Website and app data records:
───

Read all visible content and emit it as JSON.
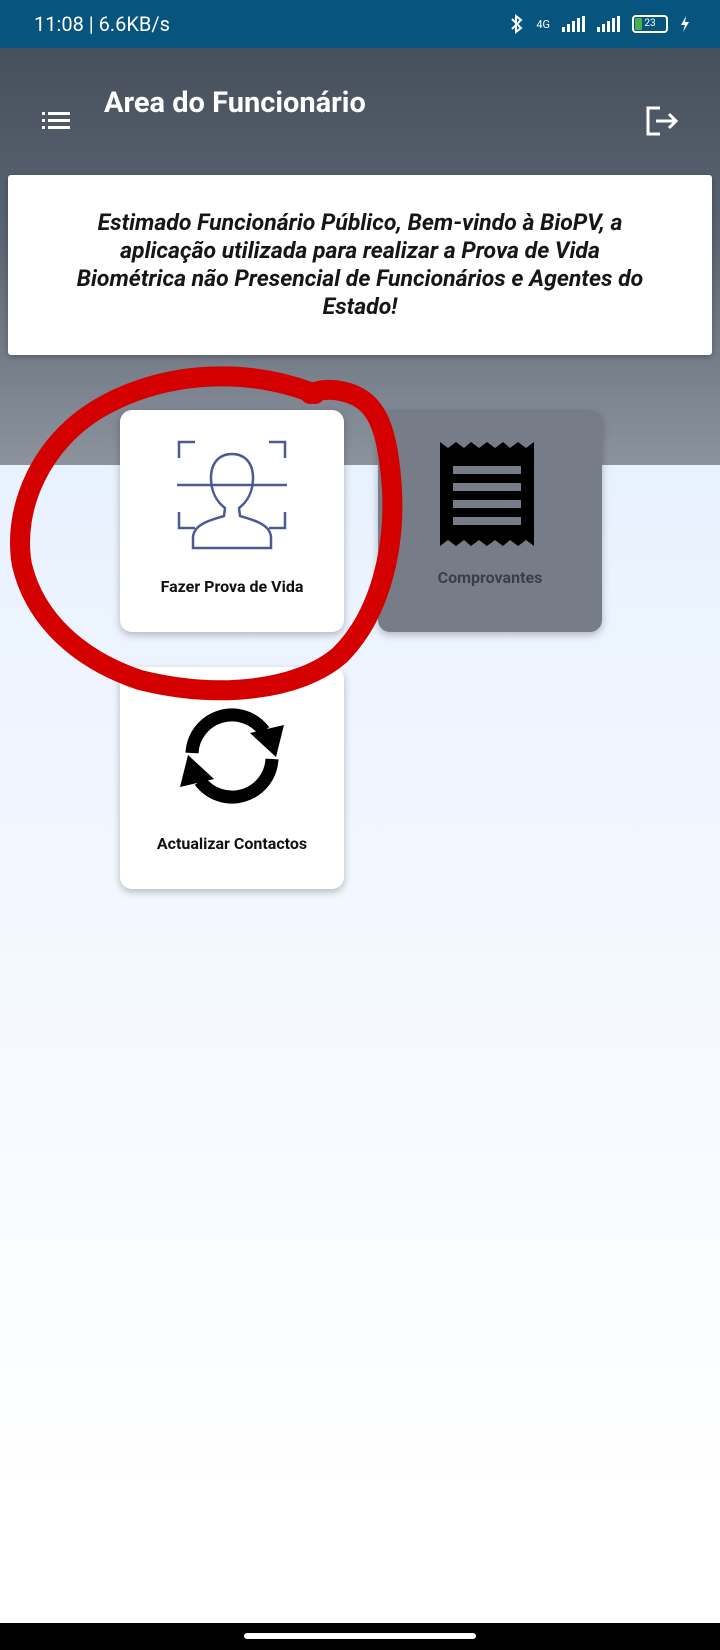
{
  "status_bar": {
    "time": "11:08 | 6.6KB/s",
    "network": "4G",
    "battery": "23"
  },
  "header": {
    "title": "Area do Funcionário"
  },
  "welcome": {
    "text": "Estimado Funcionário Público, Bem-vindo à BioPV, a aplicação utilizada para realizar a Prova de Vida Biométrica não Presencial de Funcionários e Agentes do Estado!"
  },
  "tiles": [
    {
      "label": "Fazer Prova de Vida",
      "icon": "face-scan-icon"
    },
    {
      "label": "Comprovantes",
      "icon": "receipt-icon"
    },
    {
      "label": "Actualizar Contactos",
      "icon": "refresh-icon"
    }
  ],
  "colors": {
    "status_bar": "#07547f",
    "header_top": "#46505d",
    "annotation": "#d40000",
    "face_icon": "#4b5a94"
  }
}
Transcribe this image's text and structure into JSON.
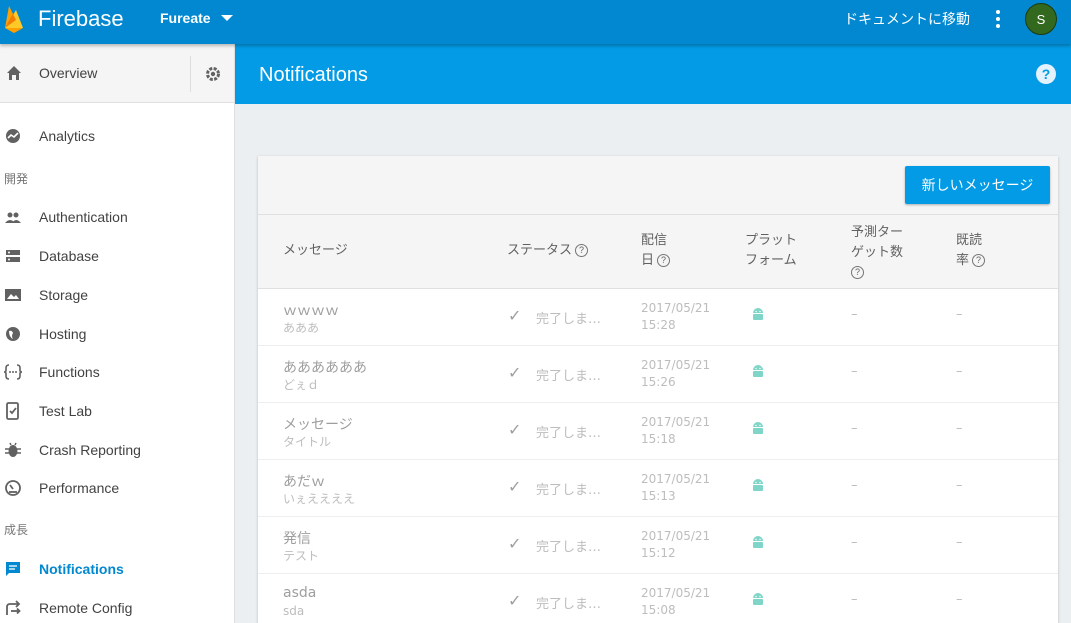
{
  "topbar": {
    "brand": "Firebase",
    "project": "Fureate",
    "docs_link": "ドキュメントに移動",
    "avatar_letter": "S"
  },
  "sidebar": {
    "overview": "Overview",
    "sections": {
      "develop": "開発",
      "grow": "成長"
    },
    "items": [
      {
        "label": "Analytics",
        "icon": "analytics-icon"
      },
      {
        "label": "Authentication",
        "icon": "people-icon"
      },
      {
        "label": "Database",
        "icon": "database-icon"
      },
      {
        "label": "Storage",
        "icon": "storage-icon"
      },
      {
        "label": "Hosting",
        "icon": "globe-icon"
      },
      {
        "label": "Functions",
        "icon": "functions-icon"
      },
      {
        "label": "Test Lab",
        "icon": "test-lab-icon"
      },
      {
        "label": "Crash Reporting",
        "icon": "bug-icon"
      },
      {
        "label": "Performance",
        "icon": "speedometer-icon"
      },
      {
        "label": "Notifications",
        "icon": "chat-icon",
        "active": true
      },
      {
        "label": "Remote Config",
        "icon": "remote-config-icon"
      }
    ]
  },
  "header": {
    "title": "Notifications"
  },
  "card": {
    "new_message_button": "新しいメッセージ",
    "columns": {
      "message": "メッセージ",
      "status": "ステータス",
      "delivery_1": "配信",
      "delivery_2": "日",
      "platform_1": "プラット",
      "platform_2": "フォーム",
      "prediction_1": "予測ター",
      "prediction_2": "ゲット数",
      "read_1": "既読",
      "read_2": "率"
    },
    "rows": [
      {
        "title": "ｗｗｗｗ",
        "subtitle": "あああ",
        "status": "完了しま…",
        "date": "2017/05/21",
        "time": "15:28",
        "prediction": "–",
        "read": "–"
      },
      {
        "title": "ああああああ",
        "subtitle": "どぇｄ",
        "status": "完了しま…",
        "date": "2017/05/21",
        "time": "15:26",
        "prediction": "–",
        "read": "–"
      },
      {
        "title": "メッセージ",
        "subtitle": "タイトル",
        "status": "完了しま…",
        "date": "2017/05/21",
        "time": "15:18",
        "prediction": "–",
        "read": "–"
      },
      {
        "title": "あだｗ",
        "subtitle": "いぇええええ",
        "status": "完了しま…",
        "date": "2017/05/21",
        "time": "15:13",
        "prediction": "–",
        "read": "–"
      },
      {
        "title": "発信",
        "subtitle": "テスト",
        "status": "完了しま…",
        "date": "2017/05/21",
        "time": "15:12",
        "prediction": "–",
        "read": "–"
      },
      {
        "title": "asda",
        "subtitle": "sda",
        "status": "完了しま…",
        "date": "2017/05/21",
        "time": "15:08",
        "prediction": "–",
        "read": "–"
      }
    ]
  },
  "colors": {
    "topbar": "#0288d1",
    "header": "#039be5",
    "accent": "#039be5",
    "android": "#7fd6c8"
  }
}
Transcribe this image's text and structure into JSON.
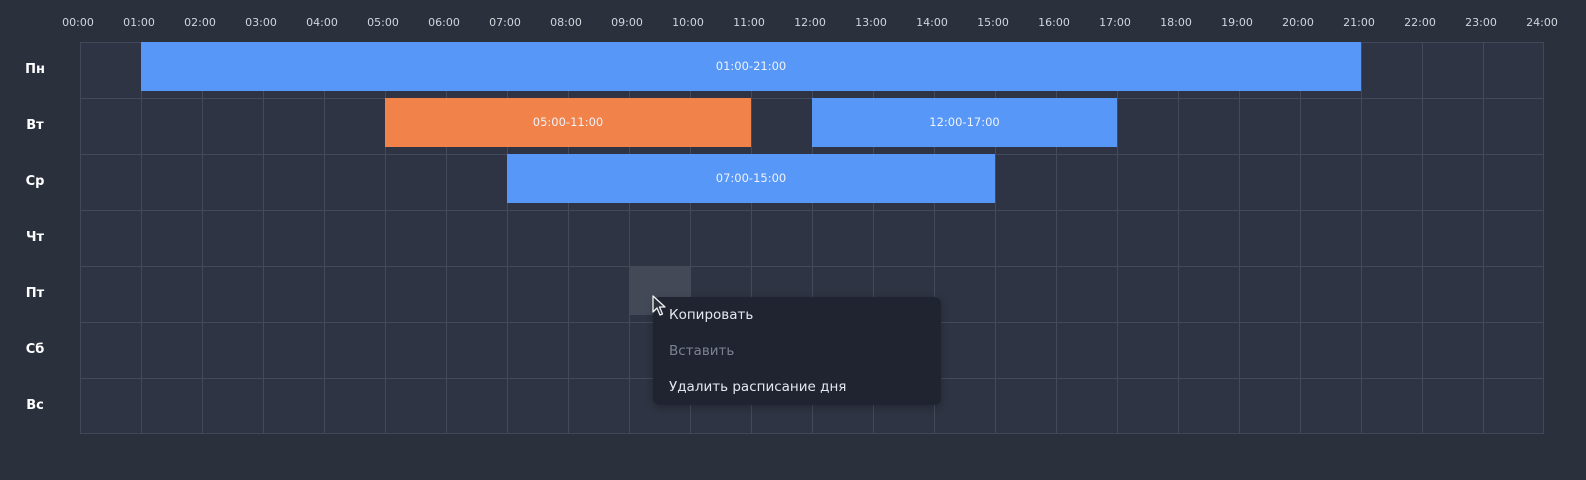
{
  "hours": [
    "00:00",
    "01:00",
    "02:00",
    "03:00",
    "04:00",
    "05:00",
    "06:00",
    "07:00",
    "08:00",
    "09:00",
    "10:00",
    "11:00",
    "12:00",
    "13:00",
    "14:00",
    "15:00",
    "16:00",
    "17:00",
    "18:00",
    "19:00",
    "20:00",
    "21:00",
    "22:00",
    "23:00",
    "24:00"
  ],
  "days": [
    "Пн",
    "Вт",
    "Ср",
    "Чт",
    "Пт",
    "Сб",
    "Вс"
  ],
  "colors": {
    "slot_blue": "#5797f7",
    "slot_orange": "#f0824a"
  },
  "slots": [
    {
      "day": 0,
      "start": 1,
      "end": 21,
      "label": "01:00-21:00",
      "color": "slot_blue"
    },
    {
      "day": 1,
      "start": 5,
      "end": 11,
      "label": "05:00-11:00",
      "color": "slot_orange"
    },
    {
      "day": 1,
      "start": 12,
      "end": 17,
      "label": "12:00-17:00",
      "color": "slot_blue"
    },
    {
      "day": 2,
      "start": 7,
      "end": 15,
      "label": "07:00-15:00",
      "color": "slot_blue"
    }
  ],
  "hover_cell": {
    "day": 4,
    "hour": 9
  },
  "context_menu": {
    "copy": "Копировать",
    "paste": "Вставить",
    "delete_day": "Удалить расписание дня"
  }
}
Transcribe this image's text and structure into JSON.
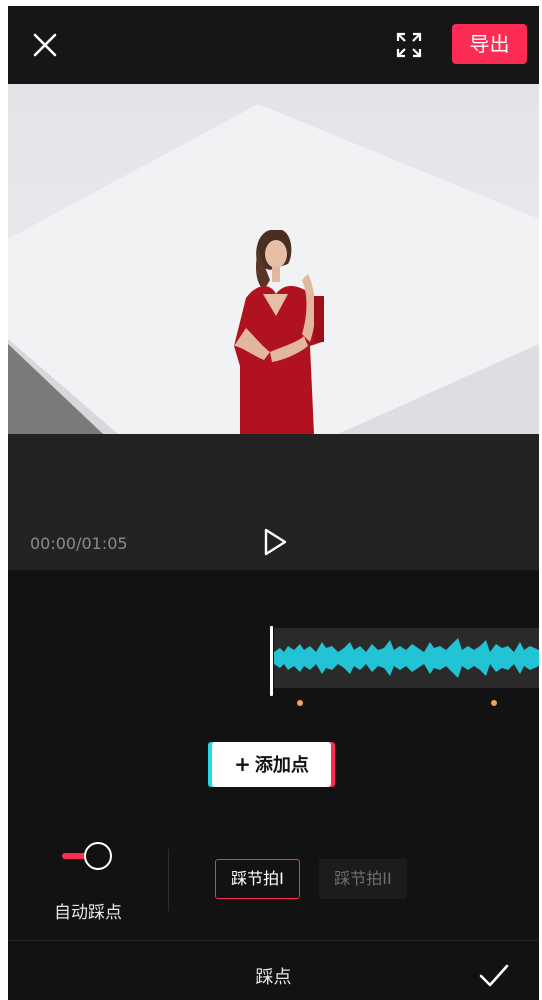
{
  "header": {
    "close_icon": "close-icon",
    "fullscreen_icon": "fullscreen-icon",
    "export_label": "导出",
    "accent_color": "#fd2c55"
  },
  "player": {
    "timecode": "00:00/01:05",
    "play_icon": "play-icon"
  },
  "timeline": {
    "waveform_color": "#22c3d4",
    "beat_marker_color": "#f5a44f"
  },
  "add_point": {
    "plus": "+",
    "label": "添加点"
  },
  "auto_beat": {
    "label": "自动踩点",
    "enabled": true
  },
  "beat_modes": [
    {
      "label": "踩节拍I",
      "selected": true
    },
    {
      "label": "踩节拍II",
      "selected": false
    }
  ],
  "footer": {
    "title": "踩点",
    "confirm_icon": "check-icon"
  }
}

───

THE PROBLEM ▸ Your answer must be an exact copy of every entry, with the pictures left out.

REPLY ▸
Read all visible content and emit it as JSON.
{
  "status_bar": {
    "time": "11:08 | 6.6KB/s",
    "network": "4G",
    "battery": "23"
  },
  "header": {
    "title": "Area do Funcionário"
  },
  "welcome": {
    "text": "Estimado Funcionário Público, Bem-vindo à BioPV, a aplicação utilizada para realizar a Prova de Vida Biométrica não Presencial de Funcionários e Agentes do Estado!"
  },
  "tiles": [
    {
      "label": "Fazer Prova de Vida",
      "icon": "face-scan-icon"
    },
    {
      "label": "Comprovantes",
      "icon": "receipt-icon"
    },
    {
      "label": "Actualizar Contactos",
      "icon": "refresh-icon"
    }
  ],
  "colors": {
    "status_bar": "#07547f",
    "header_top": "#46505d",
    "annotation": "#d40000",
    "face_icon": "#4b5a94"
  }
}
Transcribe this image's text and structure into JSON.
{
  "topbar": {
    "brand": "Firebase",
    "project": "Fureate",
    "docs_link": "ドキュメントに移動",
    "avatar_letter": "S"
  },
  "sidebar": {
    "overview": "Overview",
    "sections": {
      "develop": "開発",
      "grow": "成長"
    },
    "items": [
      {
        "label": "Analytics",
        "icon": "analytics-icon"
      },
      {
        "label": "Authentication",
        "icon": "people-icon"
      },
      {
        "label": "Database",
        "icon": "database-icon"
      },
      {
        "label": "Storage",
        "icon": "storage-icon"
      },
      {
        "label": "Hosting",
        "icon": "globe-icon"
      },
      {
        "label": "Functions",
        "icon": "functions-icon"
      },
      {
        "label": "Test Lab",
        "icon": "test-lab-icon"
      },
      {
        "label": "Crash Reporting",
        "icon": "bug-icon"
      },
      {
        "label": "Performance",
        "icon": "speedometer-icon"
      },
      {
        "label": "Notifications",
        "icon": "chat-icon",
        "active": true
      },
      {
        "label": "Remote Config",
        "icon": "remote-config-icon"
      }
    ]
  },
  "header": {
    "title": "Notifications"
  },
  "card": {
    "new_message_button": "新しいメッセージ",
    "columns": {
      "message": "メッセージ",
      "status": "ステータス",
      "delivery_1": "配信",
      "delivery_2": "日",
      "platform_1": "プラット",
      "platform_2": "フォーム",
      "prediction_1": "予測ター",
      "prediction_2": "ゲット数",
      "read_1": "既読",
      "read_2": "率"
    },
    "rows": [
      {
        "title": "ｗｗｗｗ",
        "subtitle": "あああ",
        "status": "完了しま…",
        "date": "2017/05/21",
        "time": "15:28",
        "prediction": "–",
        "read": "–"
      },
      {
        "title": "ああああああ",
        "subtitle": "どぇｄ",
        "status": "完了しま…",
        "date": "2017/05/21",
        "time": "15:26",
        "prediction": "–",
        "read": "–"
      },
      {
        "title": "メッセージ",
        "subtitle": "タイトル",
        "status": "完了しま…",
        "date": "2017/05/21",
        "time": "15:18",
        "prediction": "–",
        "read": "–"
      },
      {
        "title": "あだｗ",
        "subtitle": "いぇええええ",
        "status": "完了しま…",
        "date": "2017/05/21",
        "time": "15:13",
        "prediction": "–",
        "read": "–"
      },
      {
        "title": "発信",
        "subtitle": "テスト",
        "status": "完了しま…",
        "date": "2017/05/21",
        "time": "15:12",
        "prediction": "–",
        "read": "–"
      },
      {
        "title": "asda",
        "subtitle": "sda",
        "status": "完了しま…",
        "date": "2017/05/21",
        "time": "15:08",
        "prediction": "–",
        "read": "–"
      }
    ]
  },
  "colors": {
    "topbar": "#0288d1",
    "header": "#039be5",
    "accent": "#039be5",
    "android": "#7fd6c8"
  }
}
Transcribe this image's text and structure into JSON.
{
  "hours": [
    "00:00",
    "01:00",
    "02:00",
    "03:00",
    "04:00",
    "05:00",
    "06:00",
    "07:00",
    "08:00",
    "09:00",
    "10:00",
    "11:00",
    "12:00",
    "13:00",
    "14:00",
    "15:00",
    "16:00",
    "17:00",
    "18:00",
    "19:00",
    "20:00",
    "21:00",
    "22:00",
    "23:00",
    "24:00"
  ],
  "days": [
    "Пн",
    "Вт",
    "Ср",
    "Чт",
    "Пт",
    "Сб",
    "Вс"
  ],
  "colors": {
    "slot_blue": "#5797f7",
    "slot_orange": "#f0824a"
  },
  "slots": [
    {
      "day": 0,
      "start": 1,
      "end": 21,
      "label": "01:00-21:00",
      "color": "slot_blue"
    },
    {
      "day": 1,
      "start": 5,
      "end": 11,
      "label": "05:00-11:00",
      "color": "slot_orange"
    },
    {
      "day": 1,
      "start": 12,
      "end": 17,
      "label": "12:00-17:00",
      "color": "slot_blue"
    },
    {
      "day": 2,
      "start": 7,
      "end": 15,
      "label": "07:00-15:00",
      "color": "slot_blue"
    }
  ],
  "hover_cell": {
    "day": 4,
    "hour": 9
  },
  "context_menu": {
    "copy": "Копировать",
    "paste": "Вставить",
    "delete_day": "Удалить расписание дня"
  }
}
Transcribe this image's text and structure into JSON.
{
  "header": {
    "close_icon": "close-icon",
    "fullscreen_icon": "fullscreen-icon",
    "export_label": "导出",
    "accent_color": "#fd2c55"
  },
  "player": {
    "timecode": "00:00/01:05",
    "play_icon": "play-icon"
  },
  "timeline": {
    "waveform_color": "#22c3d4",
    "beat_marker_color": "#f5a44f"
  },
  "add_point": {
    "plus": "+",
    "label": "添加点"
  },
  "auto_beat": {
    "label": "自动踩点",
    "enabled": true
  },
  "beat_modes": [
    {
      "label": "踩节拍I",
      "selected": true
    },
    {
      "label": "踩节拍II",
      "selected": false
    }
  ],
  "footer": {
    "title": "踩点",
    "confirm_icon": "check-icon"
  }
}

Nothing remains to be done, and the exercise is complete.